Third commandment: Thou shalt keep holy the Lord’s Day. Show of comments, who has trouble with this one?
As a professional procrastinator and college student, I find it difficult to abide by this rule. First chance I get to run out of classrooms and avoid writing papers, I jump on it (sometimes). What this means is that I usually find myself cramming and finishing my homework the day before the first class of the next week: Sunday.
In a society like we live in today, it’s hard to think of resting on any day. Even when on vacation the idea seems so unreal (at least to me). We always have to be doing something: reading an article, bathing the dog, cleaning the kitchen, folding laundry, driving the kids to dance/soccer/football/etc. When we get a chance to rest, we pass out, usually on the couch in front of the television. We’re a society of multitaskers with no concept of what rest is anymore. How are we supposed to rest when there’s so much to do, when society asks so much of us?

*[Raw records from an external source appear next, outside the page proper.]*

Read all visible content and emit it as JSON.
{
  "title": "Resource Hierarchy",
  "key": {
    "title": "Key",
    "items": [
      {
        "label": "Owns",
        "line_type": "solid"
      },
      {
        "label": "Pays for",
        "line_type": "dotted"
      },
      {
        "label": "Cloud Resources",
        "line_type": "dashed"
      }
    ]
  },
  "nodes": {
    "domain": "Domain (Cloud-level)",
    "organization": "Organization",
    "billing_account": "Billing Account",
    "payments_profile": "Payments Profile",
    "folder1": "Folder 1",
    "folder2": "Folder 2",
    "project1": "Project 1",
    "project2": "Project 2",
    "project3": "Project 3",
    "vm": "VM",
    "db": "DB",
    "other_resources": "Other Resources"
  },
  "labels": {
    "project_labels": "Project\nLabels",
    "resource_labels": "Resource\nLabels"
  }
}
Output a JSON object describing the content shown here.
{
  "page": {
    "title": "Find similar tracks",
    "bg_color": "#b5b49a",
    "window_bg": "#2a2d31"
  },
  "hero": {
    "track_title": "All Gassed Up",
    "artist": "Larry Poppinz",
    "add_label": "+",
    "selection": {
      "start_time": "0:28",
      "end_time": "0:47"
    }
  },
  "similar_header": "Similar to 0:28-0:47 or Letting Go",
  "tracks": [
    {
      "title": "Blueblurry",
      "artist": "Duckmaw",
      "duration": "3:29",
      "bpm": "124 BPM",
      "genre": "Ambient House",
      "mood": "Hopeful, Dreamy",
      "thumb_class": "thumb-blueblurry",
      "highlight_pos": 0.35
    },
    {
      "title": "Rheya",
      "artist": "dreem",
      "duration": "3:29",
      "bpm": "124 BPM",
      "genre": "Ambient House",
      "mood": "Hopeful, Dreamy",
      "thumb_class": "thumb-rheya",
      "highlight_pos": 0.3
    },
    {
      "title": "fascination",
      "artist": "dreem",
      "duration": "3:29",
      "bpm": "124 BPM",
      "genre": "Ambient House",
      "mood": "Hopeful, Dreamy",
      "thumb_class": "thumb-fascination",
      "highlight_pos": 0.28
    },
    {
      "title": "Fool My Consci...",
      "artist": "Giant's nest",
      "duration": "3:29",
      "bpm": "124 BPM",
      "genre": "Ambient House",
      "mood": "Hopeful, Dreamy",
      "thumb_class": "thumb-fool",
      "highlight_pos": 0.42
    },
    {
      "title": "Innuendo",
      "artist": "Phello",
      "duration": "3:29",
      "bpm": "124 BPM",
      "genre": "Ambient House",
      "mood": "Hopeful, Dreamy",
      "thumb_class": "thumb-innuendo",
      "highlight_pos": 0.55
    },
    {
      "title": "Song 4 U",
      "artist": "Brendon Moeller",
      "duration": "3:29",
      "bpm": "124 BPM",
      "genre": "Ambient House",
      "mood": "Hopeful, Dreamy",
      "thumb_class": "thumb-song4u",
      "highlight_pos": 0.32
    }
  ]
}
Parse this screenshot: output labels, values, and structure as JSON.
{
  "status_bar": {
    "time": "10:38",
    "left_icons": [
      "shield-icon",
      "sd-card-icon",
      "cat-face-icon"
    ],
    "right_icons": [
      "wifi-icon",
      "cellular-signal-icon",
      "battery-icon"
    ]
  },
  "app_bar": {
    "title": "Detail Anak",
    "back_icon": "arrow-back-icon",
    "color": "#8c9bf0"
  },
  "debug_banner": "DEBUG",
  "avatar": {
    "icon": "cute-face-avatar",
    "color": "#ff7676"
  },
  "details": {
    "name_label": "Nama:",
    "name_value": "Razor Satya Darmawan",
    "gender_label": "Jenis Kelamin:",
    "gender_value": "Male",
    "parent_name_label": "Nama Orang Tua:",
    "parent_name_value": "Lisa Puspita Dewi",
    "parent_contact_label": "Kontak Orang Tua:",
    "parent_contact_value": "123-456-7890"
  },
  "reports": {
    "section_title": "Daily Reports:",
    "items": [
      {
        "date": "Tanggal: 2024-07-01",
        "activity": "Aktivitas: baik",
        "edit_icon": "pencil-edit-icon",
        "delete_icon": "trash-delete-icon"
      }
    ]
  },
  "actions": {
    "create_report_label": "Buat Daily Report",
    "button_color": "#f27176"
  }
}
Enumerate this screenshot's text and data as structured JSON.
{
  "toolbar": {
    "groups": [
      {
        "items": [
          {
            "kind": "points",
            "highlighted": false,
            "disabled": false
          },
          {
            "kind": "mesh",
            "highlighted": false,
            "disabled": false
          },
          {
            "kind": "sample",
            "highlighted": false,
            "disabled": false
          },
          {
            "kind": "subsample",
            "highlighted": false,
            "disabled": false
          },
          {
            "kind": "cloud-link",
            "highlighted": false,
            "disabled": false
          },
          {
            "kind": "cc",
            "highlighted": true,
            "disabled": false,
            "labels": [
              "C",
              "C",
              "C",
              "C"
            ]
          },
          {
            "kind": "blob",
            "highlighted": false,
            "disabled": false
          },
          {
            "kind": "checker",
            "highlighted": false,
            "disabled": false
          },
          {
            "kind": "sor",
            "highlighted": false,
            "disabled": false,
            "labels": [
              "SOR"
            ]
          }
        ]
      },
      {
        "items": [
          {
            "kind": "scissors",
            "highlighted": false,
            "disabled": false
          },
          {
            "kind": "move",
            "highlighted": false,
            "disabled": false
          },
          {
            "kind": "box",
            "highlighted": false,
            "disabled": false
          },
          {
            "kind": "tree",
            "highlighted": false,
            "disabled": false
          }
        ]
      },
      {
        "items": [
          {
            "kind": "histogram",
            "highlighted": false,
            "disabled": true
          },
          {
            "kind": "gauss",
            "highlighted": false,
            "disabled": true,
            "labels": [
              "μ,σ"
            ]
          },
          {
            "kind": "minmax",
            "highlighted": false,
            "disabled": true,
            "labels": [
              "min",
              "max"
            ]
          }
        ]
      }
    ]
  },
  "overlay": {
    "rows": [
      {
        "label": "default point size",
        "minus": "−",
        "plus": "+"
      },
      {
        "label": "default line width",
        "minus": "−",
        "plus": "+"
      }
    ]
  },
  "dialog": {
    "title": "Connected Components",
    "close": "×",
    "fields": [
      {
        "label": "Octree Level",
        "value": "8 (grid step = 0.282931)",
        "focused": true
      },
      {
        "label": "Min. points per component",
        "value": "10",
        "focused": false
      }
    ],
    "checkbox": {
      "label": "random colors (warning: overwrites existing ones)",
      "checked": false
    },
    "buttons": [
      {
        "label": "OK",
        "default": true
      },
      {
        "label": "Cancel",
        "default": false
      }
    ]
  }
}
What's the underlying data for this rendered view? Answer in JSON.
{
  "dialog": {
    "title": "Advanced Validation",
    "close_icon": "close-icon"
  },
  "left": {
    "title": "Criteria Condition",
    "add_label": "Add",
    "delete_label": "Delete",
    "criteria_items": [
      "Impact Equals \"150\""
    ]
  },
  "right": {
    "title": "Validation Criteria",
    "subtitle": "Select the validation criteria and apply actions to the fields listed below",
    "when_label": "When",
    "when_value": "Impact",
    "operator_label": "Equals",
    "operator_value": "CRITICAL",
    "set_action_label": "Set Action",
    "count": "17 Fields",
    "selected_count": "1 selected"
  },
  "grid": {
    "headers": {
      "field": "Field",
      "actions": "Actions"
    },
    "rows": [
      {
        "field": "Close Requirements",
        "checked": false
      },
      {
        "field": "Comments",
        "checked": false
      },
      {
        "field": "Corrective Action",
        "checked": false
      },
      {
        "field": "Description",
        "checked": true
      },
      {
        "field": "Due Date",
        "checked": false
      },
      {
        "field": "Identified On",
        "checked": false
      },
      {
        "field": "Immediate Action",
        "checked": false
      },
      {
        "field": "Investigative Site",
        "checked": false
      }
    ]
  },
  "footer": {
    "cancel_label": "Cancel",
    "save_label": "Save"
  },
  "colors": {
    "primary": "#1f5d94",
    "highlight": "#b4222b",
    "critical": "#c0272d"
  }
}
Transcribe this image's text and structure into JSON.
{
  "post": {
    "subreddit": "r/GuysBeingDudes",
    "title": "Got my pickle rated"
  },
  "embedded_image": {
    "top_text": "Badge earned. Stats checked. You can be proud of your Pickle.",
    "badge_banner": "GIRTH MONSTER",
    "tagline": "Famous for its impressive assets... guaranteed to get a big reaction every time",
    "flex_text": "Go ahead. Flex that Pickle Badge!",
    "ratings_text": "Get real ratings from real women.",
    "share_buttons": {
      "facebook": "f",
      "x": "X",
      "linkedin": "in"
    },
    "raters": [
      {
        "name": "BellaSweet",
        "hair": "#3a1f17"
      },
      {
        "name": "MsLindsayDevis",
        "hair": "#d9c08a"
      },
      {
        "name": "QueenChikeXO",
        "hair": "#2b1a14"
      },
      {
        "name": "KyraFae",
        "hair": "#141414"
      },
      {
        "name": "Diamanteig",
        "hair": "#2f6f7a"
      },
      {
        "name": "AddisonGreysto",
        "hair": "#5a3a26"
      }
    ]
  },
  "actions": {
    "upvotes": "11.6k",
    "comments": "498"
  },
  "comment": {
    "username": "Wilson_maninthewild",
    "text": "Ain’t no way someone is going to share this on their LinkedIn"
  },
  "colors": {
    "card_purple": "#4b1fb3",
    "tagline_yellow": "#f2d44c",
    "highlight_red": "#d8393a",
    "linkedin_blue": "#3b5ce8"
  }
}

I think most of us kinda let this commandment slip to the slide, and we forget about it. When studying it, we can find an exception for the rule. We’re supposed to refrain from all unnecessary work. But what counts as unnecessary work? Laundry, paper that’s due in 3 days, car wash…?
Some of this can be taken care of early or can be held off until a later time. At some point procrastination does not harm a person just by raising stress levels later, it can also cause a person to displease God. Sunday is set aside for God. So, if you find you won’t have socks Monday because you haven’t done the laundry, next time do the laundry Saturday. It’s not going to make it any more fun to save it until Sunday, but at least your stress levels will be done.
There is still some work that has to be done on Sunday. Jesus worked on Sunday. He healed people, and the Pharisees jumped all over Him about it because He wasn’t supposed to be doing anything on the Sabbath day. However, there are some things that are necessary. If you find someone who’s in need, help them. This type of work is necessary as commanded by the Law of God: love your neighbor as yourself, which means feed the hungry, shelter the homeless, visit the imprisoned, all that good stuff.